"Wear Ware Where?" brought together MIT professors Michael Hawley and Neil Gershenfeld, both co-directors of MIT's Things That Think consortium, which explores ways of adding intelligence to objects that are first and foremost something else (devices such as toasters, doorknobs or shoes will soon be able to solve meaningful problems by sensing the movements or feelings of their owners or learning their owners' habits).
Hawley showed a video demonstrating the use of wearable computers for monitoring bodily functions while running a marathon--the guinea pigs were Hawley himself and two of his students. A limited number of prototypes of the monitoring device he developed are now being used and tested by the Army.
Gershenfeld, who leads the Physics and Media Group of the MIT Media Lab, used a keyboard embroidered in his jacket to navigate the visual materials explaining his latest research on performing quantum computation in liquids. (In the future, your computer might come as a Cappuccino or Latte.)
Only "Be Wear"--a panel moderated by Marvin Minsky that brought together science-fiction writers Gregory Benford, Frederik Pohl and Vernor Vinge--touched upon the possible dangers of a future in which every body part might be turned into a medium and the fully mediated body might help us reach new levels of alienation.

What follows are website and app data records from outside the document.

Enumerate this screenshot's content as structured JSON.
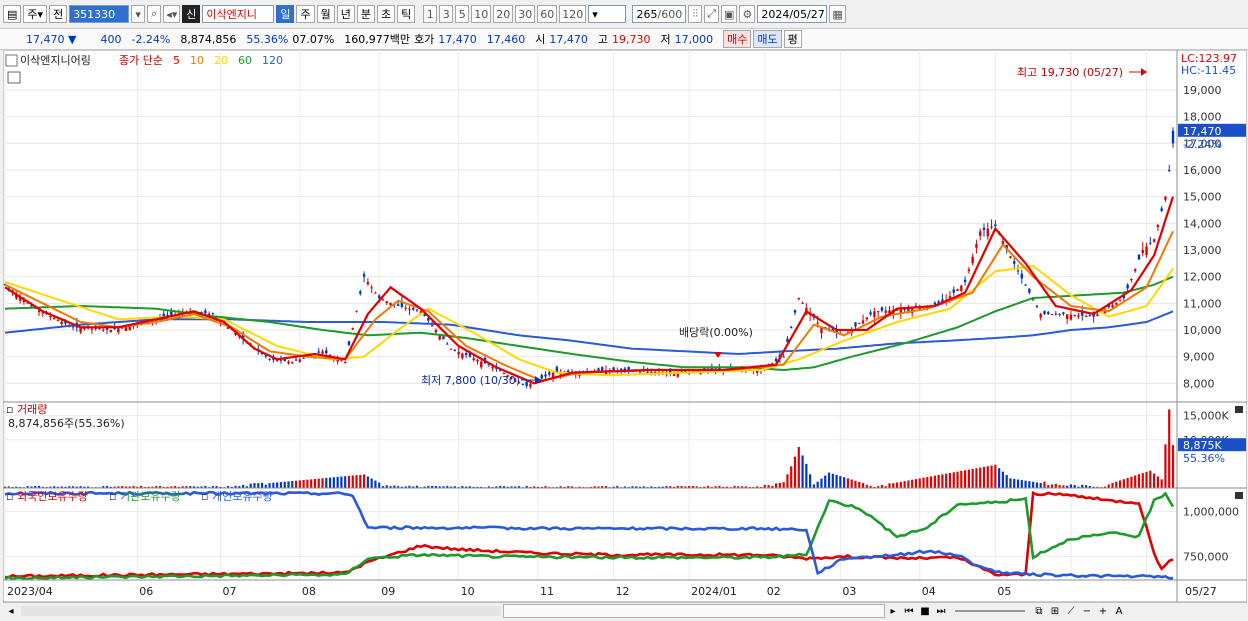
{
  "toolbar": {
    "market_btn": "주",
    "prev_btn": "전",
    "code": "351330",
    "stock_name": "이삭엔지니",
    "badge": "신",
    "periods": [
      "일",
      "주",
      "월",
      "년",
      "분",
      "초",
      "틱"
    ],
    "selected_period": "일",
    "intervals": [
      "1",
      "3",
      "5",
      "10",
      "20",
      "30",
      "60",
      "120"
    ],
    "count": "265",
    "count_total": "/600",
    "date": "2024/05/27"
  },
  "quote": {
    "price": "17,470",
    "arrow": "▼",
    "change": "400",
    "change_pct": "-2.24%",
    "volume": "8,874,856",
    "vol_ratio": "55.36%",
    "turnover": "07.07%",
    "amount": "160,977백만",
    "ask_label": "호가",
    "ask": "17,470",
    "bid": "17,460",
    "open_label": "시",
    "open": "17,470",
    "high_label": "고",
    "high": "19,730",
    "low_label": "저",
    "low": "17,000",
    "buy_btn": "매수",
    "sell_btn": "매도",
    "eval_btn": "평"
  },
  "colors": {
    "up": "#e00000",
    "down": "#0036c8",
    "ma5": "#e00000",
    "ma10": "#f07a00",
    "ma20": "#ffd800",
    "ma60": "#1e9a2c",
    "ma120": "#2a5ad8"
  },
  "chart_data": [
    {
      "type": "candlestick",
      "title": "이삭엔지니어링",
      "legend_label": "종가 단순",
      "ma_periods": [
        "5",
        "10",
        "20",
        "60",
        "120"
      ],
      "y_ticks": [
        "19,000",
        "18,000",
        "17,000",
        "16,000",
        "15,000",
        "14,000",
        "13,000",
        "12,000",
        "11,000",
        "10,000",
        "9,000",
        "8,000"
      ],
      "ylim": [
        7300,
        19900
      ],
      "lc_label": "LC:123.97",
      "hc_label": "HC:-11.45",
      "current_price_label": "17,470",
      "current_change_label": "-2.24%",
      "annotation_high": "최고 19,730 (05/27)",
      "annotation_low": "최저 7,800 (10/30)",
      "annotation_dividend": "배당락(0.00%)",
      "x_labels": [
        "2023/04",
        "06",
        "07",
        "08",
        "09",
        "10",
        "11",
        "12",
        "2024/01",
        "02",
        "03",
        "04",
        "05",
        "05/27"
      ],
      "price_path": [
        [
          0,
          11700
        ],
        [
          8,
          10800
        ],
        [
          18,
          10100
        ],
        [
          28,
          10000
        ],
        [
          38,
          10300
        ],
        [
          48,
          10700
        ],
        [
          55,
          10600
        ],
        [
          60,
          10000
        ],
        [
          70,
          8900
        ],
        [
          76,
          8800
        ],
        [
          84,
          9200
        ],
        [
          90,
          8800
        ],
        [
          95,
          12000
        ],
        [
          99,
          11200
        ],
        [
          104,
          10900
        ],
        [
          110,
          10700
        ],
        [
          118,
          9300
        ],
        [
          128,
          8700
        ],
        [
          138,
          7900
        ],
        [
          145,
          8400
        ],
        [
          160,
          8500
        ],
        [
          175,
          8400
        ],
        [
          188,
          8500
        ],
        [
          200,
          8500
        ],
        [
          206,
          9000
        ],
        [
          210,
          11200
        ],
        [
          216,
          10100
        ],
        [
          222,
          9800
        ],
        [
          230,
          10700
        ],
        [
          240,
          10800
        ],
        [
          248,
          11000
        ],
        [
          254,
          11800
        ],
        [
          258,
          13700
        ],
        [
          262,
          13900
        ],
        [
          268,
          12200
        ],
        [
          274,
          10600
        ],
        [
          280,
          10600
        ],
        [
          288,
          10500
        ],
        [
          296,
          11200
        ],
        [
          301,
          13000
        ],
        [
          304,
          13400
        ],
        [
          307,
          15000
        ],
        [
          309,
          17000
        ]
      ],
      "ma_series": {
        "ma5": [
          [
            0,
            11600
          ],
          [
            10,
            10700
          ],
          [
            20,
            10100
          ],
          [
            30,
            10100
          ],
          [
            40,
            10400
          ],
          [
            50,
            10700
          ],
          [
            58,
            10300
          ],
          [
            66,
            9300
          ],
          [
            72,
            8900
          ],
          [
            82,
            9100
          ],
          [
            90,
            8900
          ],
          [
            96,
            10600
          ],
          [
            102,
            11600
          ],
          [
            110,
            10800
          ],
          [
            120,
            9400
          ],
          [
            130,
            8600
          ],
          [
            140,
            8000
          ],
          [
            150,
            8400
          ],
          [
            170,
            8500
          ],
          [
            190,
            8500
          ],
          [
            204,
            8700
          ],
          [
            212,
            10700
          ],
          [
            220,
            10000
          ],
          [
            228,
            10000
          ],
          [
            236,
            10800
          ],
          [
            246,
            10900
          ],
          [
            254,
            11400
          ],
          [
            262,
            13800
          ],
          [
            270,
            12500
          ],
          [
            278,
            10900
          ],
          [
            288,
            10600
          ],
          [
            298,
            11500
          ],
          [
            304,
            12800
          ],
          [
            309,
            15000
          ]
        ],
        "ma10": [
          [
            0,
            11700
          ],
          [
            10,
            11000
          ],
          [
            20,
            10300
          ],
          [
            30,
            10100
          ],
          [
            40,
            10300
          ],
          [
            50,
            10600
          ],
          [
            60,
            10100
          ],
          [
            70,
            9200
          ],
          [
            80,
            9000
          ],
          [
            90,
            8900
          ],
          [
            98,
            10400
          ],
          [
            104,
            11100
          ],
          [
            112,
            10700
          ],
          [
            122,
            9400
          ],
          [
            132,
            8700
          ],
          [
            142,
            8100
          ],
          [
            152,
            8400
          ],
          [
            172,
            8500
          ],
          [
            192,
            8500
          ],
          [
            206,
            8700
          ],
          [
            214,
            10200
          ],
          [
            222,
            9800
          ],
          [
            232,
            10500
          ],
          [
            244,
            10800
          ],
          [
            256,
            11400
          ],
          [
            264,
            13200
          ],
          [
            272,
            12000
          ],
          [
            282,
            10900
          ],
          [
            292,
            10700
          ],
          [
            302,
            11600
          ],
          [
            309,
            13700
          ]
        ],
        "ma20": [
          [
            0,
            11800
          ],
          [
            15,
            11100
          ],
          [
            30,
            10400
          ],
          [
            45,
            10500
          ],
          [
            58,
            10400
          ],
          [
            72,
            9400
          ],
          [
            86,
            8900
          ],
          [
            95,
            9000
          ],
          [
            104,
            10000
          ],
          [
            112,
            10800
          ],
          [
            124,
            9900
          ],
          [
            136,
            8900
          ],
          [
            146,
            8400
          ],
          [
            160,
            8300
          ],
          [
            180,
            8400
          ],
          [
            200,
            8500
          ],
          [
            210,
            8900
          ],
          [
            222,
            9600
          ],
          [
            236,
            10300
          ],
          [
            250,
            10800
          ],
          [
            262,
            12200
          ],
          [
            272,
            12400
          ],
          [
            282,
            11300
          ],
          [
            292,
            10500
          ],
          [
            302,
            10900
          ],
          [
            309,
            12300
          ]
        ],
        "ma60": [
          [
            0,
            10800
          ],
          [
            20,
            10900
          ],
          [
            40,
            10800
          ],
          [
            56,
            10500
          ],
          [
            70,
            10300
          ],
          [
            84,
            10000
          ],
          [
            96,
            9800
          ],
          [
            110,
            9900
          ],
          [
            122,
            9700
          ],
          [
            136,
            9400
          ],
          [
            150,
            9100
          ],
          [
            166,
            8800
          ],
          [
            180,
            8600
          ],
          [
            196,
            8600
          ],
          [
            206,
            8500
          ],
          [
            214,
            8600
          ],
          [
            224,
            9000
          ],
          [
            238,
            9500
          ],
          [
            252,
            10100
          ],
          [
            262,
            10700
          ],
          [
            272,
            11200
          ],
          [
            284,
            11300
          ],
          [
            296,
            11400
          ],
          [
            304,
            11700
          ],
          [
            309,
            12000
          ]
        ],
        "ma120": [
          [
            0,
            9900
          ],
          [
            20,
            10200
          ],
          [
            40,
            10400
          ],
          [
            60,
            10400
          ],
          [
            80,
            10300
          ],
          [
            100,
            10300
          ],
          [
            118,
            10200
          ],
          [
            136,
            9800
          ],
          [
            150,
            9600
          ],
          [
            166,
            9300
          ],
          [
            180,
            9200
          ],
          [
            194,
            9100
          ],
          [
            206,
            9200
          ],
          [
            220,
            9300
          ],
          [
            236,
            9500
          ],
          [
            250,
            9600
          ],
          [
            262,
            9700
          ],
          [
            272,
            9800
          ],
          [
            282,
            10000
          ],
          [
            292,
            10100
          ],
          [
            302,
            10300
          ],
          [
            309,
            10700
          ]
        ]
      }
    },
    {
      "type": "bar",
      "title": "거래량",
      "subtitle": "8,874,856주(55.36%)",
      "y_ticks": [
        "15,000K",
        "10,000K"
      ],
      "current_label": "8,875K",
      "current_pct_label": "55.36%",
      "volume_k_path": [
        [
          0,
          300
        ],
        [
          60,
          300
        ],
        [
          95,
          2800
        ],
        [
          100,
          700
        ],
        [
          110,
          300
        ],
        [
          200,
          300
        ],
        [
          206,
          1200
        ],
        [
          208,
          4500
        ],
        [
          210,
          8500
        ],
        [
          212,
          5000
        ],
        [
          214,
          700
        ],
        [
          218,
          3200
        ],
        [
          230,
          300
        ],
        [
          262,
          4800
        ],
        [
          266,
          2000
        ],
        [
          276,
          800
        ],
        [
          290,
          300
        ],
        [
          303,
          3600
        ],
        [
          306,
          1800
        ],
        [
          308,
          16300
        ],
        [
          309,
          8875
        ]
      ]
    },
    {
      "type": "line",
      "title_series": [
        "외국인보유수량",
        "기관보유수량",
        "개인보유수량"
      ],
      "y_ticks": [
        "1,000,000",
        "750,000"
      ],
      "ylim": [
        620000,
        1130000
      ],
      "series": [
        {
          "name": "외국인보유수량",
          "color": "#e00000",
          "path": [
            [
              0,
              640000
            ],
            [
              40,
              650000
            ],
            [
              90,
              660000
            ],
            [
              96,
              720000
            ],
            [
              110,
              810000
            ],
            [
              120,
              790000
            ],
            [
              140,
              770000
            ],
            [
              160,
              760000
            ],
            [
              200,
              760000
            ],
            [
              212,
              740000
            ],
            [
              222,
              750000
            ],
            [
              240,
              740000
            ],
            [
              252,
              745000
            ],
            [
              262,
              650000
            ],
            [
              270,
              650000
            ],
            [
              272,
              1100000
            ],
            [
              282,
              1090000
            ],
            [
              292,
              1060000
            ],
            [
              300,
              1050000
            ],
            [
              304,
              770000
            ],
            [
              306,
              680000
            ],
            [
              309,
              740000
            ]
          ]
        },
        {
          "name": "기관보유수량",
          "color": "#1e9a2c",
          "path": [
            [
              0,
              630000
            ],
            [
              40,
              640000
            ],
            [
              90,
              650000
            ],
            [
              96,
              740000
            ],
            [
              110,
              760000
            ],
            [
              130,
              750000
            ],
            [
              160,
              745000
            ],
            [
              200,
              745000
            ],
            [
              212,
              760000
            ],
            [
              218,
              1060000
            ],
            [
              226,
              1020000
            ],
            [
              236,
              860000
            ],
            [
              244,
              910000
            ],
            [
              252,
              1040000
            ],
            [
              262,
              1050000
            ],
            [
              270,
              1070000
            ],
            [
              272,
              750000
            ],
            [
              282,
              850000
            ],
            [
              294,
              880000
            ],
            [
              300,
              860000
            ],
            [
              304,
              1060000
            ],
            [
              307,
              1100000
            ],
            [
              309,
              1030000
            ]
          ]
        },
        {
          "name": "개인보유수량",
          "color": "#2a5ad8",
          "path": [
            [
              0,
              1100000
            ],
            [
              88,
              1100000
            ],
            [
              92,
              1090000
            ],
            [
              96,
              910000
            ],
            [
              110,
              910000
            ],
            [
              160,
              905000
            ],
            [
              200,
              905000
            ],
            [
              212,
              900000
            ],
            [
              215,
              660000
            ],
            [
              222,
              740000
            ],
            [
              236,
              760000
            ],
            [
              244,
              780000
            ],
            [
              252,
              760000
            ],
            [
              258,
              690000
            ],
            [
              264,
              660000
            ],
            [
              272,
              650000
            ],
            [
              282,
              645000
            ],
            [
              300,
              640000
            ],
            [
              309,
              635000
            ]
          ]
        }
      ],
      "x_labels": [
        "2023/04",
        "06",
        "07",
        "08",
        "09",
        "10",
        "11",
        "12",
        "2024/01",
        "02",
        "03",
        "04",
        "05",
        "05/27"
      ]
    }
  ]
}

Gregory Benford thought up a scenario that would perfectly blend a body and its environment: what if surroundings could be projected onto the body via a mirror mechanism, so that we could seamlessly blend into our environment? The dream of invisiblity come true or new frontiers for all kinds of illegal activities (since surveillance cameras would be rendered obsolete)? Someone raised the question why we should settle for circuitry in jackets instead of having it tattoed directly onto our bodies and a member of the audience pointed to the problems of upgrading your hardware--who would want to get stuck with an outdated model tatooed on one's body?
Our T-shirts may turn into wearable boom boxes, our bodies into local area networks capable of "broadcasting" ads but public acceptance of computers as fashion attributes is still uncertain. While wearable computing might become more and more of a necessity for researchers and industries relying on "mobile workers," musical jackets and T-shirts will probably turn out to be as infamous as cell phones and roller blades in public places. Among the outfits featured at the fashion show, the ones that enable the handicapped to better communicate seem to hold the most promise for the future. Surprisingly underrepresented were the possibilities of voice-recognition and speech-to-text transformation, which would free us from having to type on the keyboards attached to our hips.
Visions of the fully computerized body as a boom box or living advertisement gave a slightly ambiguous note to Leonard Nimoy's closing words, "Live long and prosper."